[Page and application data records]
= Beginning of Section =
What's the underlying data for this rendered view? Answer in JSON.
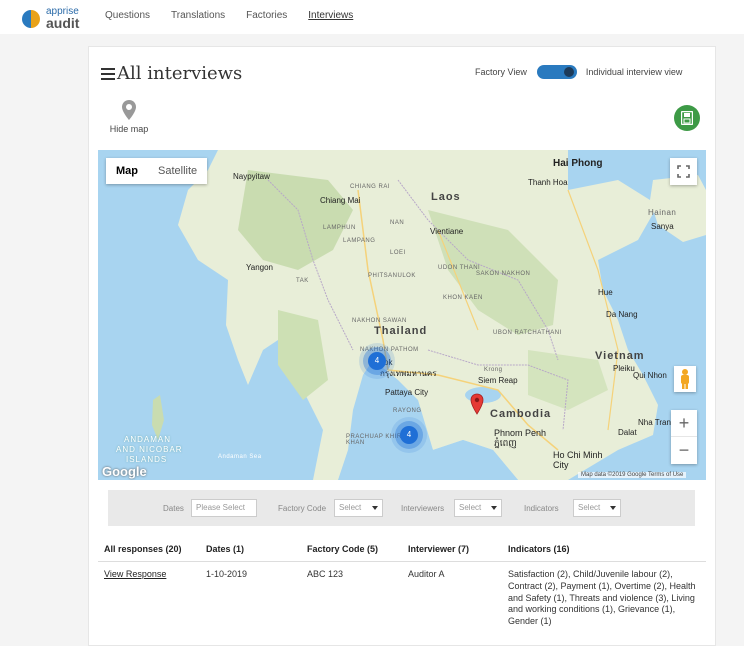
{
  "brand": {
    "line1": "apprise",
    "line2": "audit"
  },
  "nav": {
    "links": [
      "Questions",
      "Translations",
      "Factories",
      "Interviews"
    ],
    "active": "Interviews"
  },
  "page": {
    "title": "All interviews",
    "view_toggle": {
      "left_label": "Factory View",
      "right_label": "Individual interview view",
      "state": "individual"
    },
    "hide_map_label": "Hide map",
    "export_icon": "save-icon"
  },
  "map": {
    "type_buttons": [
      "Map",
      "Satellite"
    ],
    "selected_type": "Map",
    "google_label": "Google",
    "attribution": "Map data ©2019 Google   Terms of Use",
    "countries": [
      "Laos",
      "Thailand",
      "Cambodia",
      "Vietnam"
    ],
    "cities": [
      "Hai Phong",
      "Thanh Hoa",
      "Naypyitaw",
      "Chiang Mai",
      "Vientiane",
      "Yangon",
      "Hainan",
      "Sanya",
      "Bangkok",
      "Pattaya City",
      "Siem Reap",
      "Phnom Penh",
      "Ho Chi Minh City",
      "Da Nang",
      "Hue",
      "Pleiku",
      "Qui Nhon",
      "Nha Trang",
      "Dalat"
    ],
    "city_scripts": {
      "bangkok": "กรุงเทพมหานคร",
      "phnom_penh": "ភ្នំពេញ"
    },
    "city_prefix": "kok",
    "small_labels": [
      "CHIANG RAI",
      "LAMPHUN",
      "LAMPANG",
      "NAN",
      "PHITSANULOK",
      "UDON THANI",
      "SAKON NAKHON",
      "KHON KAEN",
      "NAKHON SAWAN",
      "UBON RATCHATHANI",
      "RAYONG",
      "PRACHUAP KHIRI KHAN",
      "TAK",
      "LOEI",
      "NAKHON PATHOM",
      "Andaman Sea",
      "Krong"
    ],
    "water_labels": [
      "ANDAMAN",
      "AND NICOBAR",
      "ISLANDS"
    ],
    "clusters": [
      {
        "count": "4"
      },
      {
        "count": "4"
      }
    ],
    "marker": "red-pin"
  },
  "filters": {
    "dates_label": "Dates",
    "dates_placeholder": "Please Select",
    "factory_code_label": "Factory Code",
    "factory_code_value": "Select",
    "interviewers_label": "Interviewers",
    "interviewers_value": "Select",
    "indicators_label": "Indicators",
    "indicators_value": "Select"
  },
  "table": {
    "headers": [
      "All responses (20)",
      "Dates (1)",
      "Factory Code (5)",
      "Interviewer (7)",
      "Indicators (16)"
    ],
    "rows": [
      {
        "response": "View Response",
        "date": "1-10-2019",
        "factory_code": "ABC 123",
        "interviewer": "Auditor A",
        "indicators": "Satisfaction (2), Child/Juvenile labour (2), Contract (2), Payment (1), Overtime (2), Health and Safety (1), Threats and violence (3), Living and working conditions (1), Grievance (1), Gender (1)"
      }
    ]
  },
  "colors": {
    "toggle": "#2a7abf",
    "export": "#3d9a46",
    "cluster": "#1f6fd6",
    "water": "#a8d4f0",
    "land": "#e8eed8"
  }
}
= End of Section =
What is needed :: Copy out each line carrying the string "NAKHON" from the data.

Answer for the task ::
      "SAKON NAKHON",
      "NAKHON SAWAN",
      "NAKHON PATHOM",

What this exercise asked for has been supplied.